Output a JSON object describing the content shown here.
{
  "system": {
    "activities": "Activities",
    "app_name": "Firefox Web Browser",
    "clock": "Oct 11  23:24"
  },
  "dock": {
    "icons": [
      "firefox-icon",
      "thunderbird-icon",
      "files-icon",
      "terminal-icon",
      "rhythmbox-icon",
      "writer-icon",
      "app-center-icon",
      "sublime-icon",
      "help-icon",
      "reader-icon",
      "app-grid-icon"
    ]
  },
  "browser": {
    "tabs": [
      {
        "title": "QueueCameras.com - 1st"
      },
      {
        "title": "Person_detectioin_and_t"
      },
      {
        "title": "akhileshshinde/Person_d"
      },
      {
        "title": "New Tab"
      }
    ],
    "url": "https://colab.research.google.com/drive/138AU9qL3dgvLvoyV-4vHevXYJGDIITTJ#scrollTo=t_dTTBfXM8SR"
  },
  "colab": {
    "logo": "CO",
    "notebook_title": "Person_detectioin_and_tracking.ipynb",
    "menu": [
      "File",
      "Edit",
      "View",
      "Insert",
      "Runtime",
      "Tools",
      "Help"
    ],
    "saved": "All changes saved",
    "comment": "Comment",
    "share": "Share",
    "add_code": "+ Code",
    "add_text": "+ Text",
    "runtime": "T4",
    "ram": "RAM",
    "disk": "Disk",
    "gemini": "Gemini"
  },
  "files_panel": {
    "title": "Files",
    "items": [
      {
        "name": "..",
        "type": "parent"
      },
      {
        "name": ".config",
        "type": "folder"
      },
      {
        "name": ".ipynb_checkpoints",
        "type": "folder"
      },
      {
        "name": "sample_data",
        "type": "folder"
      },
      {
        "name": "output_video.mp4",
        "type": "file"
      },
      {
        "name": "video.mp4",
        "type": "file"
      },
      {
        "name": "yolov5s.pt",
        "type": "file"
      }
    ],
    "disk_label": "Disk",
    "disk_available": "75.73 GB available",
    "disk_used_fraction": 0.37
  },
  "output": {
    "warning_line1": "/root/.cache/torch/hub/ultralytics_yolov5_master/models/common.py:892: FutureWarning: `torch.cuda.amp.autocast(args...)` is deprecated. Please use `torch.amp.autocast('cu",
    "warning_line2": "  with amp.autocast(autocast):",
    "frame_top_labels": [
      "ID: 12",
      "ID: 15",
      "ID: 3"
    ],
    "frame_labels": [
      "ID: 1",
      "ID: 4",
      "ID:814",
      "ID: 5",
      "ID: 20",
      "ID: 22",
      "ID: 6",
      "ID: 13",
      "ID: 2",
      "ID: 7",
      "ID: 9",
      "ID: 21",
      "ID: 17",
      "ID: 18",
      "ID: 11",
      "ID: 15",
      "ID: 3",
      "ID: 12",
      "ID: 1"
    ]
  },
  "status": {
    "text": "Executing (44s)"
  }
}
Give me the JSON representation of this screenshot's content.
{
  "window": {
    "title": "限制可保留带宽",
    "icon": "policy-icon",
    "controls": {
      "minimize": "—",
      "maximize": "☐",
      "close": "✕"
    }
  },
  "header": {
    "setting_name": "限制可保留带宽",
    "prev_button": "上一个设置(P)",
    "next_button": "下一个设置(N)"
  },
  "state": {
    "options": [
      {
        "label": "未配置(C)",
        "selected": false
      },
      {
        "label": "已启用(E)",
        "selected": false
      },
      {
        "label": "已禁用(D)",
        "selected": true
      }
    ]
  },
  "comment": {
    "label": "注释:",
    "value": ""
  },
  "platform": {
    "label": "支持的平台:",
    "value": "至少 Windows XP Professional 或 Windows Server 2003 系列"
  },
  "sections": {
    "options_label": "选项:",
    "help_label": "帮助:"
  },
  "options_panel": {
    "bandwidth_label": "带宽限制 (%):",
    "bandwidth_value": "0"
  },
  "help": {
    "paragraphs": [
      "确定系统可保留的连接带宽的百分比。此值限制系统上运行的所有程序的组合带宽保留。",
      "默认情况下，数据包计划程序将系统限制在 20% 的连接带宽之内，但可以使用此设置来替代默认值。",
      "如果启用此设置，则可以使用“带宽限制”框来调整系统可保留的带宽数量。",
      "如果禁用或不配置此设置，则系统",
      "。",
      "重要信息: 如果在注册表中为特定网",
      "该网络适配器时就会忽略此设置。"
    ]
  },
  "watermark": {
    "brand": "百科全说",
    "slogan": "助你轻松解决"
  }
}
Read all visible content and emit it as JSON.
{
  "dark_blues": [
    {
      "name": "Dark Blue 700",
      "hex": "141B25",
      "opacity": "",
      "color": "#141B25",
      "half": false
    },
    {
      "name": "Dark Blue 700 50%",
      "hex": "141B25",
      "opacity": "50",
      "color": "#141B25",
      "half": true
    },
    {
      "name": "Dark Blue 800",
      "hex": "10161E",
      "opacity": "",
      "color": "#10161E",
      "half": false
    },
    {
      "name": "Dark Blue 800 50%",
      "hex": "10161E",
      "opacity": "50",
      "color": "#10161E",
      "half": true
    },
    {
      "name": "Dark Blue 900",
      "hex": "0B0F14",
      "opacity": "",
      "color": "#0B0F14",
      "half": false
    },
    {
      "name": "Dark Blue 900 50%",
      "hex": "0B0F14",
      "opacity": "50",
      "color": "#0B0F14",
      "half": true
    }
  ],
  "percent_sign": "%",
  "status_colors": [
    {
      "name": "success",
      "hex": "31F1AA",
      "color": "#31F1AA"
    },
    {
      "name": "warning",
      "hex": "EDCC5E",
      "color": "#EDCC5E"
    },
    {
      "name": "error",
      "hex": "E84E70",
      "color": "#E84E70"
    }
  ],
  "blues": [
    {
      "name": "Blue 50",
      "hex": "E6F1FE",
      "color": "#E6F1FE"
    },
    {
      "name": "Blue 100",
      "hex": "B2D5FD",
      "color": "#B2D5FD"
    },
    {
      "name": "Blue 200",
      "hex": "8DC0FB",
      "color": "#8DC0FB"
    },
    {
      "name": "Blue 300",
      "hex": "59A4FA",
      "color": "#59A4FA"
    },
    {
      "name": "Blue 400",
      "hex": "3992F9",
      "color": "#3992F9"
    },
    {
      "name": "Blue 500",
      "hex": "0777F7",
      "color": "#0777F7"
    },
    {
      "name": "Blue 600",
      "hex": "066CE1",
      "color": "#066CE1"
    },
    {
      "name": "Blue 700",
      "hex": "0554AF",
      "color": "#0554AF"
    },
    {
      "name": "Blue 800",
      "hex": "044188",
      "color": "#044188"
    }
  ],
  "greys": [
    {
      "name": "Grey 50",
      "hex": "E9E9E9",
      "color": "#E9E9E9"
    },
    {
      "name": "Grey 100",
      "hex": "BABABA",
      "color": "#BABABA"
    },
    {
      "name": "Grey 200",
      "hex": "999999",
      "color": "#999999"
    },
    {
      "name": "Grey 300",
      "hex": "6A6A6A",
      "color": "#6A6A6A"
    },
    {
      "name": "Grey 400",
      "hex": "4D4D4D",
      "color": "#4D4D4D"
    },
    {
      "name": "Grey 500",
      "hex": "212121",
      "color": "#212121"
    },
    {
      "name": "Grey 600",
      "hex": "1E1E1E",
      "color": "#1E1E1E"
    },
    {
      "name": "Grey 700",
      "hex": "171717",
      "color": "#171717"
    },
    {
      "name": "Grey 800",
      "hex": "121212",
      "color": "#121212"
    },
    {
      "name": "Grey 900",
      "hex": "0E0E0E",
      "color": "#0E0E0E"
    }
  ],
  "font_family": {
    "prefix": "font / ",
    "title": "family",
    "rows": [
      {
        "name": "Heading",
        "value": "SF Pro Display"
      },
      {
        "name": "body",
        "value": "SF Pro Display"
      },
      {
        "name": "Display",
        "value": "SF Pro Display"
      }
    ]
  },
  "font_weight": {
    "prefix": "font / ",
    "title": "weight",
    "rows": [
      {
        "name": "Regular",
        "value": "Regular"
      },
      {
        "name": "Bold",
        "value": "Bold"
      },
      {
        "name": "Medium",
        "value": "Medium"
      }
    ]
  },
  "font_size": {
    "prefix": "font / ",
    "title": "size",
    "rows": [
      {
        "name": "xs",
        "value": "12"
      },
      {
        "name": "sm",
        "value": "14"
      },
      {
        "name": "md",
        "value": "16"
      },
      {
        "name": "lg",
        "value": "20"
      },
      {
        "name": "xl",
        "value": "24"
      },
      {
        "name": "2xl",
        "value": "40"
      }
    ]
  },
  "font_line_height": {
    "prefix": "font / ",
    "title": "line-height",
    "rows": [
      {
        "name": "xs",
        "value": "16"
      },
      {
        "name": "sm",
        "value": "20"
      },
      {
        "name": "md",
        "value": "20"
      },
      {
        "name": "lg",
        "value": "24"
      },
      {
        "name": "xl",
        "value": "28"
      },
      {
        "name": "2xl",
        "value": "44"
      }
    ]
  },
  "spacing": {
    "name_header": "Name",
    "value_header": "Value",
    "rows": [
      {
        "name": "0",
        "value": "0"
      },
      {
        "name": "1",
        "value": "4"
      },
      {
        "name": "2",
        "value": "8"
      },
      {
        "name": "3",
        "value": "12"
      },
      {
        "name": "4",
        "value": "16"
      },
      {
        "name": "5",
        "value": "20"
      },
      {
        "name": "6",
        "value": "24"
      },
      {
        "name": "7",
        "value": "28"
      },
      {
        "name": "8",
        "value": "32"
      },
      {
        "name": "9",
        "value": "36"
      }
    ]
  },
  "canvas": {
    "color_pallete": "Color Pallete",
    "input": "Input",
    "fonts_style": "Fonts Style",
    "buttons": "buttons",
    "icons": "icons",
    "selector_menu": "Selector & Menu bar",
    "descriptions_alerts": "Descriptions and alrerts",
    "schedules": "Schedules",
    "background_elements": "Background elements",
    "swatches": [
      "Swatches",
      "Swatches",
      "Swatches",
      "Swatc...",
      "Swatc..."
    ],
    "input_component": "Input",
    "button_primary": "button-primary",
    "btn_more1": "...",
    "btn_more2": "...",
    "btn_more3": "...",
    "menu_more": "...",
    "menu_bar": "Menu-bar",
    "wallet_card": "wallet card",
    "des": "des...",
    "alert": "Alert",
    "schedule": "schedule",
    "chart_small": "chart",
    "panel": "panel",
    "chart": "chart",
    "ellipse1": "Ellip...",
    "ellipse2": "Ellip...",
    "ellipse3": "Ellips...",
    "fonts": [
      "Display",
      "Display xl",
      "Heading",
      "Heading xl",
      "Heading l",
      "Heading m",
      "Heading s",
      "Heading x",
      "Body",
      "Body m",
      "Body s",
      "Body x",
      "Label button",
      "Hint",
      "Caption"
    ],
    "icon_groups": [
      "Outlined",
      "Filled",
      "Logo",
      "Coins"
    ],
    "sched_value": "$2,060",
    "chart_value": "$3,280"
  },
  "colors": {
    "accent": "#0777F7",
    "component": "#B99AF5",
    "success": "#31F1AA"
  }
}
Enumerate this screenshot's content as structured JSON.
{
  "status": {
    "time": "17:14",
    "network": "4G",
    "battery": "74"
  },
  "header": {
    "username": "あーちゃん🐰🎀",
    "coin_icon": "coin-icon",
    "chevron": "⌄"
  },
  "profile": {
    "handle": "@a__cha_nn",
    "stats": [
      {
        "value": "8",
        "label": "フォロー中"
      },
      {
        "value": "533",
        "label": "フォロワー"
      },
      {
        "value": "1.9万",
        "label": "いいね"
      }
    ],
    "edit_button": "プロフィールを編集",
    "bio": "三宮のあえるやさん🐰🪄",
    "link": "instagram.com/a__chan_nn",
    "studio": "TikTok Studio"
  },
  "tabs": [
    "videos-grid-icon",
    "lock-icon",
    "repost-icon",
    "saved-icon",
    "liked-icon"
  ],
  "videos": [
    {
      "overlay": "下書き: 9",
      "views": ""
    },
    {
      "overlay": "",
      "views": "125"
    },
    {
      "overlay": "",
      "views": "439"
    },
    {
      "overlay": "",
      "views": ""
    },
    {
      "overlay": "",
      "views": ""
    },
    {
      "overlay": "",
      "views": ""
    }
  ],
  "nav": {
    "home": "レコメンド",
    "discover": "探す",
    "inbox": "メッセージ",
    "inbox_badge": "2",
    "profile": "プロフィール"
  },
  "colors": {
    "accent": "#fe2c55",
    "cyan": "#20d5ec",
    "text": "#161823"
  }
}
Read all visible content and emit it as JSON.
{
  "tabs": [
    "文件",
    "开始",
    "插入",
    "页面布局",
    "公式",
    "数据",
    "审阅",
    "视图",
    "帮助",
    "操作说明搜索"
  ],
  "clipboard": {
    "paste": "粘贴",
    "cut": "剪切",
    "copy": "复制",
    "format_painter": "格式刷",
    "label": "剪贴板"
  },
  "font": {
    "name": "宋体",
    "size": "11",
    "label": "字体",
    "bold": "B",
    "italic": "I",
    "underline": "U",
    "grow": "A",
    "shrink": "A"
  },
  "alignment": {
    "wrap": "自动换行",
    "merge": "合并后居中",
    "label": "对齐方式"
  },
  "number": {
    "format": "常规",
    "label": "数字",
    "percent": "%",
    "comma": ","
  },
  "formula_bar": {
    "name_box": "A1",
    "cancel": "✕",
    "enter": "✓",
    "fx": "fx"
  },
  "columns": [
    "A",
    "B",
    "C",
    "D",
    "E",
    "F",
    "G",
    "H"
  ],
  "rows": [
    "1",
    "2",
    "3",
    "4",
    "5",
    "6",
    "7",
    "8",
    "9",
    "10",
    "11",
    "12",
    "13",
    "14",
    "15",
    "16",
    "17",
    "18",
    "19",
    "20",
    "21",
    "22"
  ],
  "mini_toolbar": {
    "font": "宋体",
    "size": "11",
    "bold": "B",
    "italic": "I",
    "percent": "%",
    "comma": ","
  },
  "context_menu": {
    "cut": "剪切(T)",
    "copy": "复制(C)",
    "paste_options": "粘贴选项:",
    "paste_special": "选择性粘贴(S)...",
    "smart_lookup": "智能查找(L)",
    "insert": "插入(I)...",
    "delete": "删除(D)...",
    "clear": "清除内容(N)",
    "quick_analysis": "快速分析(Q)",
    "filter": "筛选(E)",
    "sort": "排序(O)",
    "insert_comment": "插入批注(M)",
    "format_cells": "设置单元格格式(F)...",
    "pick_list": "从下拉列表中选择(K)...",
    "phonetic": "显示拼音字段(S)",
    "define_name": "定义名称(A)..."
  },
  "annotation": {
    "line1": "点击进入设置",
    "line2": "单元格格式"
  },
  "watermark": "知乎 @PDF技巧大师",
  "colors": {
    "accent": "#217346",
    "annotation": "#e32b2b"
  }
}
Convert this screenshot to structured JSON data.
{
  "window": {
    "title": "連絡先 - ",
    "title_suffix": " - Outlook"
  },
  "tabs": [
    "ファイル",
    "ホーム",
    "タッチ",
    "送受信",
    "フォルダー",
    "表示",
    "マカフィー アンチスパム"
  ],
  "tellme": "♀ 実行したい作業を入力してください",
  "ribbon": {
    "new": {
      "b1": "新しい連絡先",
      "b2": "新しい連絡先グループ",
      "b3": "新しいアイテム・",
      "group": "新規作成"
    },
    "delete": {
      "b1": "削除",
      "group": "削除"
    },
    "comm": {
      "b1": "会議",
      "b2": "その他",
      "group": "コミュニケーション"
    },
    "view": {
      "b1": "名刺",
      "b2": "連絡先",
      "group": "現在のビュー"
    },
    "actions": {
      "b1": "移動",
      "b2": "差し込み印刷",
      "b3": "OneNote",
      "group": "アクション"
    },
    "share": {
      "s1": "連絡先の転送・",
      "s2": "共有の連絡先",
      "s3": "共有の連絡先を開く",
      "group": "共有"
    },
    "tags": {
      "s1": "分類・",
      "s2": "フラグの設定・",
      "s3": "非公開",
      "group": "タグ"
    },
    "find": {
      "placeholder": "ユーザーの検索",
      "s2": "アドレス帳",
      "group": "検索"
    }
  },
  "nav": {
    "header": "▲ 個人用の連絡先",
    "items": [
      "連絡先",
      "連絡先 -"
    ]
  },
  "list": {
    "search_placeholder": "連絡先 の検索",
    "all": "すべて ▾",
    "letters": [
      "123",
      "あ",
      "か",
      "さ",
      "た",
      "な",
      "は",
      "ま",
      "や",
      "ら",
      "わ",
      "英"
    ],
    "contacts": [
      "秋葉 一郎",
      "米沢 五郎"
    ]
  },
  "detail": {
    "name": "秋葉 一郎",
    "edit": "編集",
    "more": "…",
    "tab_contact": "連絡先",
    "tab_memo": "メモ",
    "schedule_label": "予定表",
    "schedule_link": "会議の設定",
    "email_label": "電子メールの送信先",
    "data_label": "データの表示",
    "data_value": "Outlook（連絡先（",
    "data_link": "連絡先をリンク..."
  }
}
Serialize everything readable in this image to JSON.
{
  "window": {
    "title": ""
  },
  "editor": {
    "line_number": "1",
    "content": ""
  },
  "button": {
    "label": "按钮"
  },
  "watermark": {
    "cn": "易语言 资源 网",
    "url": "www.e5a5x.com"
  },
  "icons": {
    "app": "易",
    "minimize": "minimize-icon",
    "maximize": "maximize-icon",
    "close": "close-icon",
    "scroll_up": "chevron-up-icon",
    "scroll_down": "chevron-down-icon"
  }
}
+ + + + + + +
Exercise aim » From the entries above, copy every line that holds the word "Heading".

Written solution »
        "name": "Heading",
      "Heading",
      "Heading xl",
      "Heading l",
      "Heading m",
      "Heading s",
      "Heading x",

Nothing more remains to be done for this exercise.